Garcia’s predecessor as “commonwealth” party president, former Puerto Rico House of Representatives Minority Leader Hector Ferrer, however, has also championed a plebiscite on statehood.
Further, Senate President Eduardo Bhatia has said that he could back an insular vote on statehood if it had congressional support.
Additionally, the bills sponsored by 136 members of the last Congress would not, as Garcia claimed, take away any ability of the insular government to act on the status issue as it wishes or the right of Puerto Ricans to initiate a status resolution process. The bills would have simply authorized an insular vote on statehood, not required one.
Puerto Rico Federal Affairs Administration Director Juan Hernandez made a different argument against congressional authorization for a statehood vote. He wrote, “any legislation that eliminates Commonwealth and Independence as an option … is inherently unfair to the majority of Puerto Ricans who support those options.”
A “Statehood: Yes or No” plebiscite would not, however, eliminate “Commonwealth” (the current territory status) or independence as options. In fact, the current territory status would be the primary beneficiary of a majority vote against statehood.
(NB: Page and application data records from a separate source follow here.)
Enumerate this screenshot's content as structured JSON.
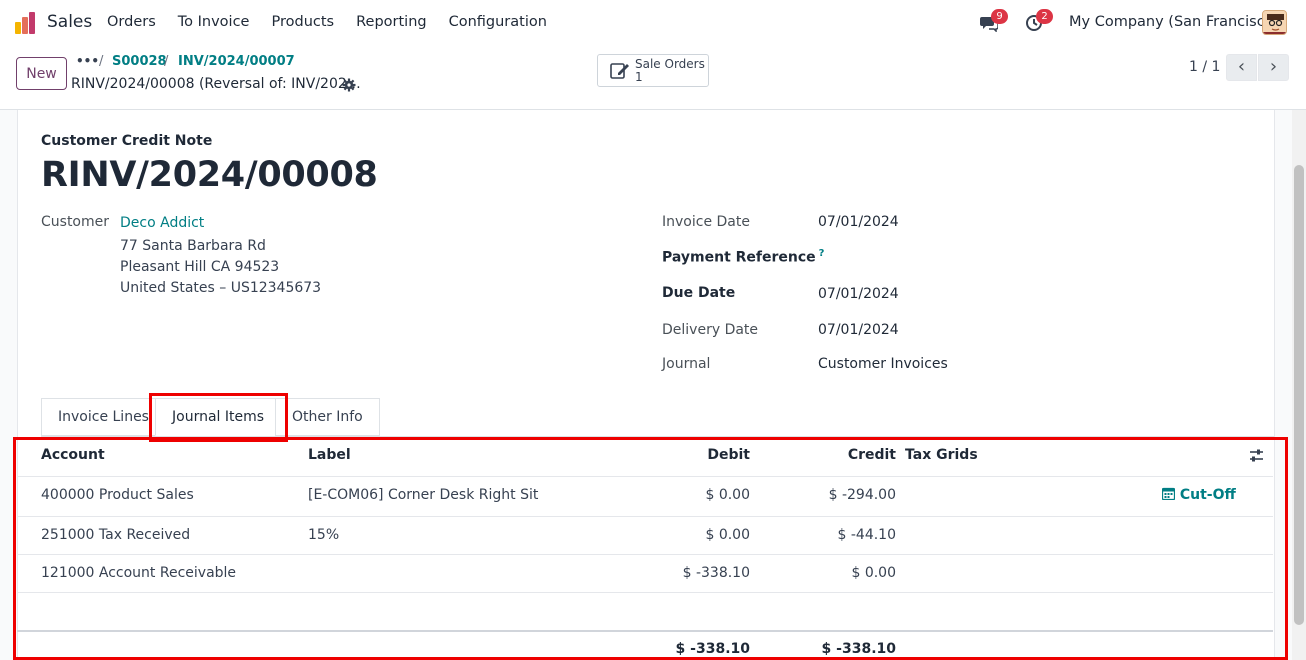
{
  "topnav": {
    "app_name": "Sales",
    "menu": [
      "Orders",
      "To Invoice",
      "Products",
      "Reporting",
      "Configuration"
    ],
    "messages_count": "9",
    "activities_count": "2",
    "company": "My Company (San Francisco)"
  },
  "control": {
    "new_label": "New",
    "breadcrumb_dots": "•••",
    "breadcrumb_sep": "/",
    "breadcrumb_1": "S00028",
    "breadcrumb_2": "INV/2024/00007",
    "current": "RINV/2024/00008 (Reversal of: INV/202…",
    "smart_button_label": "Sale Orders",
    "smart_button_count": "1",
    "pager": "1 / 1"
  },
  "document": {
    "type": "Customer Credit Note",
    "number": "RINV/2024/00008",
    "customer_label": "Customer",
    "customer_name": "Deco Addict",
    "address_1": "77 Santa Barbara Rd",
    "address_2": "Pleasant Hill CA 94523",
    "address_3": "United States – US12345673",
    "invoice_date_label": "Invoice Date",
    "invoice_date": "07/01/2024",
    "payment_ref_label": "Payment Reference",
    "payment_ref_help": "?",
    "due_date_label": "Due Date",
    "due_date": "07/01/2024",
    "delivery_date_label": "Delivery Date",
    "delivery_date": "07/01/2024",
    "journal_label": "Journal",
    "journal": "Customer Invoices"
  },
  "tabs": [
    "Invoice Lines",
    "Journal Items",
    "Other Info"
  ],
  "table": {
    "headers": {
      "account": "Account",
      "label": "Label",
      "debit": "Debit",
      "credit": "Credit",
      "tax_grids": "Tax Grids"
    },
    "rows": [
      {
        "account": "400000 Product Sales",
        "label": "[E-COM06] Corner Desk Right Sit",
        "debit": "$ 0.00",
        "credit": "$ -294.00",
        "cutoff": "Cut-Off"
      },
      {
        "account": "251000 Tax Received",
        "label": "15%",
        "debit": "$ 0.00",
        "credit": "$ -44.10"
      },
      {
        "account": "121000 Account Receivable",
        "label": "",
        "debit": "$ -338.10",
        "credit": "$ 0.00"
      }
    ],
    "totals": {
      "debit": "$ -338.10",
      "credit": "$ -338.10"
    }
  },
  "colors": {
    "accent": "#017e84",
    "brand": "#71406b",
    "highlight": "#ee0000"
  }
}
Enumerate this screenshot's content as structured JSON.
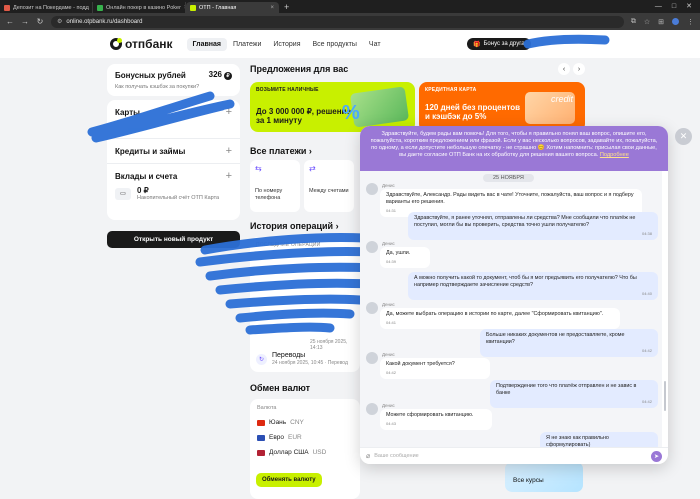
{
  "browser": {
    "tabs": [
      {
        "title": "Депозит на Покердаме - подд",
        "color": "#e05a47",
        "active": false
      },
      {
        "title": "Онлайн покер в казино Poker",
        "color": "#37b24d",
        "active": false
      },
      {
        "title": "ОТП - Главная",
        "color": "#c8f000",
        "active": true
      }
    ],
    "new_tab": "+",
    "url": "online.otpbank.ru/dashboard"
  },
  "header": {
    "logo": "отпбанк",
    "nav": [
      "Главная",
      "Платежи",
      "История",
      "Все продукты",
      "Чат"
    ],
    "bonus_button": "Бонус за друга"
  },
  "left": {
    "bonus_title": "Бонусных рублей",
    "bonus_value": "326",
    "bonus_link": "Как получать кэшбэк за покупки?",
    "cards": "Карты",
    "credits": "Кредиты и займы",
    "deposits": "Вклады и счета",
    "account_amount": "0 ₽",
    "account_desc": "Накопительный счёт ОТП Карта",
    "open_product": "Открыть новый продукт"
  },
  "main": {
    "offers_title": "Предложения для вас",
    "promo1": {
      "tag": "ВОЗЬМИТЕ НАЛИЧНЫЕ",
      "title": "До 3 000 000 ₽, решение за 1 минуту"
    },
    "promo2": {
      "tag": "КРЕДИТНАЯ КАРТА",
      "title": "120 дней без процентов и кэшбэк до 5%",
      "art": "credit"
    },
    "payments_title": "Все платежи",
    "payments": [
      "По номеру телефона",
      "Между счетами"
    ],
    "history_title": "История операций",
    "history_label": "ПОСЛЕДНИЕ ОПЕРАЦИИ",
    "history_time1": "25 ноября 2025, 14:13",
    "history_item": {
      "title": "Переводы",
      "sub": "24 ноября 2025, 10:45",
      "tail": "Перевод"
    },
    "fx_title": "Обмен валют",
    "fx_label": "Валюта",
    "fx_rows": [
      {
        "name": "Юань",
        "code": "CNY",
        "flag": "#de2910"
      },
      {
        "name": "Евро",
        "code": "EUR",
        "flag": "#2b4fb4"
      },
      {
        "name": "Доллар США",
        "code": "USD",
        "flag": "#b22234"
      }
    ],
    "fx_button": "Обменять валюту",
    "kurs": "Все курсы"
  },
  "chat": {
    "banner": "Здравствуйте, будем рады вам помочь! Для того, чтобы я правильно понял ваш вопрос, опишите его, пожалуйста, коротким предложением или фразой. Если у вас несколько вопросов, задавайте их, пожалуйста, по одному, а если допустите небольшую опечатку - не страшно 😊 Хотим напомнить: присылая свои данные, вы даете согласие ОТП Банк на их обработку для решения вашего вопроса.",
    "banner_more": "Подробнее",
    "date": "25 НОЯБРЯ",
    "agent": "Денис",
    "messages": [
      {
        "dir": "in",
        "text": "Здравствуйте, Александр. Рады видеть вас в чате! Уточните, пожалуйста, ваш вопрос и я подберу варианты его решения.",
        "time": "04:31"
      },
      {
        "dir": "out",
        "text": "Здравствуйте, я ранее уточнял, отправлены ли средства? Мне сообщили что платёж не поступил, могли бы вы проверить, средства точно ушли получателю?",
        "time": "04:38"
      },
      {
        "dir": "in",
        "text": "Да, ушли.",
        "time": "04:39"
      },
      {
        "dir": "out",
        "text": "А можно получить какой то документ, чтоб бы я мог предъявить его получателю? Что бы например подтверждаете зачисление средств?",
        "time": "04:40"
      },
      {
        "dir": "in",
        "text": "Да, можете выбрать операцию в истории по карте, далее \"Сформировать квитанцию\".",
        "time": "04:41"
      },
      {
        "dir": "out",
        "text": "Больше никаких документов не предоставляете, кроме квитанции?",
        "time": "04:42"
      },
      {
        "dir": "in",
        "text": "Какой документ требуется?",
        "time": "04:42"
      },
      {
        "dir": "out",
        "text": "Подтверждение того что платёж отправлен и не завис в банке",
        "time": "04:42"
      },
      {
        "dir": "in",
        "text": "Можете сформировать квитанцию.",
        "time": "04:43"
      },
      {
        "dir": "out",
        "text": "Я не знаю как правильно сформулировать)",
        "time": ""
      }
    ],
    "input_placeholder": "Ваше сообщение"
  }
}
Independence — and nationhood in an association with the U.S. that either nation could end — would also remain options if a vote on statehood rejects statehood.
Opponents of statehood could vote against the status in a statehood plebiscite as easily as supporters could vote for it. In fact, a “Statehood: Yes or No” vote would pit statehood against all of Puerto Rico’s other status options combined.
In the only plebiscite in Puerto Rico limited to real options, which was held along with the Commonwealth’s elections in November 2012, a solid majority rejected the current status. Statehood won more than three-fifths of the vote among the alternatives. Independence garnered only 4.5%. Nationhood in an association with the U.S. got a third.
At about the time that Gov. Garcia was writing his letter, Hernandez Colon gave a different reason for opposing a statehood plebiscite: He emphatically said that statehood would win easily.
The Federal law providing for a status plebiscite requires that the option or options for the ballot be able to resolve the issue and do not conflict with the Constitution, laws, and policies of the United States according to the U.S. Department of Justice. The option or options are to be proposed by Puerto Rico’s Elections Commission,
The possible options are statehood, independence, and nationhood in an association with the U.S. that either nation could end.
The current status would not qualify because it cannot resolve the issue: Puerto Ricans would retain the right to petition for statehood or nationhood as long as Puerto Rico remains an unincorporated territory of the U.S.
There is no other “Commonwealth” that could be an option because no other possible “Commonwealth” status other than one subject to congressional territory governing power has ever been identified, despite more than six decades of proposals.